An Interview with Lobby Hero’s Michael Black

An Interview with T. Schreiber Actor Michael BlacknnBy Doug StrasslernnMichael Black takes on the role of Jeff in the challenging Kenneth Lonergan show Lobby Hero. Below he talks about his love for the show and some of the other writers that inspire him.nnWhat do you like most about T. Schreiber?nnYou get more hands-on time with the teachers than you do at other acting schools.  As an acting student, you’re frequently being asked to step outside your comfort zone, but in ways that are necessary. I think any actor has limits to their thinking as to what they can or can’t do and what I have found at T. Schreiber is those concepts are always being challenged. I frequently walked away from classes going “Well, maybe I could play ____ after all” or being surprised by what was drawn out of me.nnBut the thing that makes T. Schreiber a must, particularly for people new to New York, is the sense of community.
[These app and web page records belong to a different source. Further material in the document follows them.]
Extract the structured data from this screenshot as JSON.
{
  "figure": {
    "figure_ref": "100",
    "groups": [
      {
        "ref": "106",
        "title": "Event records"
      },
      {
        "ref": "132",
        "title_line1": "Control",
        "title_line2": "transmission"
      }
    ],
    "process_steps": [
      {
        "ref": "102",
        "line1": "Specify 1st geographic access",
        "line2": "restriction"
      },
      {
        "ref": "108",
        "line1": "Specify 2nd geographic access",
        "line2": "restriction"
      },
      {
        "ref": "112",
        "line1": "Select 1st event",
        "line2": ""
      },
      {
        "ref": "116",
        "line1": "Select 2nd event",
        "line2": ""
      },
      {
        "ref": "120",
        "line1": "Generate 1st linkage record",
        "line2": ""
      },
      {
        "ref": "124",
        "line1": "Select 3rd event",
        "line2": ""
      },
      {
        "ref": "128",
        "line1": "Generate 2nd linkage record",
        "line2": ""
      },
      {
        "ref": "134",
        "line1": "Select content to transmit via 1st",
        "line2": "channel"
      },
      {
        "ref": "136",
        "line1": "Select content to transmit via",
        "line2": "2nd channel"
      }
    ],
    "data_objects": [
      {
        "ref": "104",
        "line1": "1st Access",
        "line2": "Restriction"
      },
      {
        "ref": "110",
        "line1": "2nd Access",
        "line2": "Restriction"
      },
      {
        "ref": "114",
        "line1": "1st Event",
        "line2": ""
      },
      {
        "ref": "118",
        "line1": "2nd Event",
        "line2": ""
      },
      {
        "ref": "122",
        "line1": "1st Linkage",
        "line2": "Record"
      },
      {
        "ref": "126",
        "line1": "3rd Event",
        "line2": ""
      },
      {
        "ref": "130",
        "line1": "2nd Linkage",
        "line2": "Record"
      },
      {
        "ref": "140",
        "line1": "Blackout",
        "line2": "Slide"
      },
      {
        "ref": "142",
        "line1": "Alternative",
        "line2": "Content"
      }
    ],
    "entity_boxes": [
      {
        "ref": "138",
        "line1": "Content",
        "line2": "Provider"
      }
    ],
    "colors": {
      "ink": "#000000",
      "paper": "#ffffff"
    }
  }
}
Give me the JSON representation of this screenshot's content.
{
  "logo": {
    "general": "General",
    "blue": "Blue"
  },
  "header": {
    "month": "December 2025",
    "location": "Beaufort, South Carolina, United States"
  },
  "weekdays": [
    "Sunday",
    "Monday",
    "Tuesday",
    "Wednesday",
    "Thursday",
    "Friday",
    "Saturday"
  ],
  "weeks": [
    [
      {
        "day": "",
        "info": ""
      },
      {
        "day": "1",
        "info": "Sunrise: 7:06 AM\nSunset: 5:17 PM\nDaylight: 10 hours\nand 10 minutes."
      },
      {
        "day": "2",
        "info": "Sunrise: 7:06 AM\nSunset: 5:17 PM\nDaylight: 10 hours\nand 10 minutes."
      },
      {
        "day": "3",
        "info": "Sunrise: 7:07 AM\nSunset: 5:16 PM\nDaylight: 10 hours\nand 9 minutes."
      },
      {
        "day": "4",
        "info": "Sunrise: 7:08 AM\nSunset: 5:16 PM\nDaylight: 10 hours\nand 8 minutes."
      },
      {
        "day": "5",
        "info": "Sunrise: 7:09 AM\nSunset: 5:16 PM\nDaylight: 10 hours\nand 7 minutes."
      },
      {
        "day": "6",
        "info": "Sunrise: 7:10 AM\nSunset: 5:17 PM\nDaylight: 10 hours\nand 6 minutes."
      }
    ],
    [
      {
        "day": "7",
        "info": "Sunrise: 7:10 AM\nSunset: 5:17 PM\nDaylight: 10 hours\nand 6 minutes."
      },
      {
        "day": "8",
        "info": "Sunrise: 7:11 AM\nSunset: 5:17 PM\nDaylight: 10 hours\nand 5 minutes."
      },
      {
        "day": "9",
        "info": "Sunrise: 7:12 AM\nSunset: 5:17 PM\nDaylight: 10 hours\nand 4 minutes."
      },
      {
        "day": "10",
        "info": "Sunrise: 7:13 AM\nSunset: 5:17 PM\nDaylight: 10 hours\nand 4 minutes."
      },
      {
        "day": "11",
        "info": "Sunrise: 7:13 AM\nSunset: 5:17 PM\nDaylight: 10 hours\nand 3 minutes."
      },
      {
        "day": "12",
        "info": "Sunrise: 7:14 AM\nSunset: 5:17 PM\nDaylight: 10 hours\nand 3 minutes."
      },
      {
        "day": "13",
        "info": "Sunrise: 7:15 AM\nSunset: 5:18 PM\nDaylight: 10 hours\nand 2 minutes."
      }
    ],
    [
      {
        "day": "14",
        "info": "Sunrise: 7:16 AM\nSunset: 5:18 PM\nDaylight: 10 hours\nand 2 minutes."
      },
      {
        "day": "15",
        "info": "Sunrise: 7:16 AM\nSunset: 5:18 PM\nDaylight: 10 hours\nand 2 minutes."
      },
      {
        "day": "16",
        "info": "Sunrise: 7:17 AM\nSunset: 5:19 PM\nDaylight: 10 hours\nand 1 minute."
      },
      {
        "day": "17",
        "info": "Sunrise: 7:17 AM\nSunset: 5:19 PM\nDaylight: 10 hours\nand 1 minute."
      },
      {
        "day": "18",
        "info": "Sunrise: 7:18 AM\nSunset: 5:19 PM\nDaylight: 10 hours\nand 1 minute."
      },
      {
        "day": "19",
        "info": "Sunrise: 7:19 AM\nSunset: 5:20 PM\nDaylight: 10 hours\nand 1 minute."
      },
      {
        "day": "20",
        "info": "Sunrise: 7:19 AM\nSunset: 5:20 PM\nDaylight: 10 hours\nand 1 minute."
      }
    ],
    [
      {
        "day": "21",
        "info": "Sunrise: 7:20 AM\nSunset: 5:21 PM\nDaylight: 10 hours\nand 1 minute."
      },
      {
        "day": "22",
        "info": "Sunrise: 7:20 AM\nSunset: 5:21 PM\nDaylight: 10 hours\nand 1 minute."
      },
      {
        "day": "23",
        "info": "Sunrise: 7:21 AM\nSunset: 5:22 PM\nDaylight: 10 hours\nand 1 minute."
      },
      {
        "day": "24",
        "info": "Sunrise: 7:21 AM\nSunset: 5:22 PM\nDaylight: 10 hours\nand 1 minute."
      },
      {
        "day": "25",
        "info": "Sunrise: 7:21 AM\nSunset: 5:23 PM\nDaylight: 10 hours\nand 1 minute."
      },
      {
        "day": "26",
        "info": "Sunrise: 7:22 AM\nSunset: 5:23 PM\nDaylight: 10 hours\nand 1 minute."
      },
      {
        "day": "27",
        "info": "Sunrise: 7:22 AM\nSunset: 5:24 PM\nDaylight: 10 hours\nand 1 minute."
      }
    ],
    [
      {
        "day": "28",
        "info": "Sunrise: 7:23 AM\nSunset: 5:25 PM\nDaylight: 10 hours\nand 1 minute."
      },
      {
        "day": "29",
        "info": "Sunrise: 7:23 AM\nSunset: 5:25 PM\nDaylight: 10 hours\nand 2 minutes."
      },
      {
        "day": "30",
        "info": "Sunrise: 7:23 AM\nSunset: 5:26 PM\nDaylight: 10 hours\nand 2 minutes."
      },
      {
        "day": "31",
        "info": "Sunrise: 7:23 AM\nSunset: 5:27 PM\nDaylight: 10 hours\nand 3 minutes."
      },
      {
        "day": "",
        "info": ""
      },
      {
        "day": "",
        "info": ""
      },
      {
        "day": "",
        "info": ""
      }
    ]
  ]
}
You genuinely get to know people in your classes—much more so than any other acting classes in New York I have attended–and that is completely invaluable.  New York City probably has the most supportive community of actors in the world, but I have felt T. Schreiber is the best place to get that started. I know of at least two off-off Broadway theater companies that have been generated by like-minded students who first got things started here.nnWhat do you love most about Lobby Hero?nnFor my money, it’s one of the very best plays of the last twenty some-odd years. I remember first reading it and just glowing by the end of it, going “I HAVE to do this!”. It’s a very simple play but it’s such a confluence of love story, character study, play of ideas and something resembling a thriller that is totally unique…the way Lonergan blends all this so seamlessly is just incredible to me. Anyone interested in great writing should check it out one way or the other.nnWhat is most challenging about your character, Jeff, and/or the play?nnNobody writes better dialogue than Kenneth Lonergan.  Nobody. He writes almost exactly the way Americans talk—jagged, repetitive, incomplete sentences that convey more in their skips and jumps than what is clearly communicated. It’s brilliant. And it is SUCH a challenge to memorize, my God! I think we all struggled with it.nnWhen did you decide to become an actor, and why?nnWhen I was very, very young my family took me to see Up With People. And I remember asking my mom, “How do I get to do that? Do they get paid?? Can you make a living doing that?” Mom was decidedly worried about my line of questioning but my mind was completely made up: I was going to be a performer in Up With People and that was how I was going to live my life. Period. Somewhere down the line, an interest in the likes of Streep and Brando distracted me from my lofty goal. I have yet to play any football stadium, which is just heartbreaking as you can imagine. So, yeah, if you come see Lobby Hero and hate my performance…blame Up With People.nnWhat is your favorite role of those you have ever played?nnJeff is up there…oh, boy is Jeff up there. Years ago, I played Moritz in Spring Awakening—the play, not the musical—which is still a big one for me; it just such a beautiful play, I’d love to direct it one day. I also had a lot of fun doing this workshop of a really wonderful, crazy play by Craig Lucas called The Singing Forest. I really love working on new pieces.nnWhat role/play would you love to do most?nnThe ones that pay me? Other than that, anything by Caryl Churchill, Kenneth Lonergan, Craig Lucas, Tony Kushner…I’d be happy to play window dressing for free in any of their plays. Oh, and Albee’s Tiny Alice!nnnnDoug Strassler is a freelance writer covering film, theater, television, and pop culture. He is the managing editor at OffOffOnline and editor of the newsletter for the New York Innovative Theatre Awards. His work can also be seen on such sites as New York Press, Theatermania, Show Business magazine, Backstage, Our Town Downtown, West Side Spirit, Tail Slate, and The Critical Condition. Additionally, Doug is a past member of the Drama Desk nominating committee.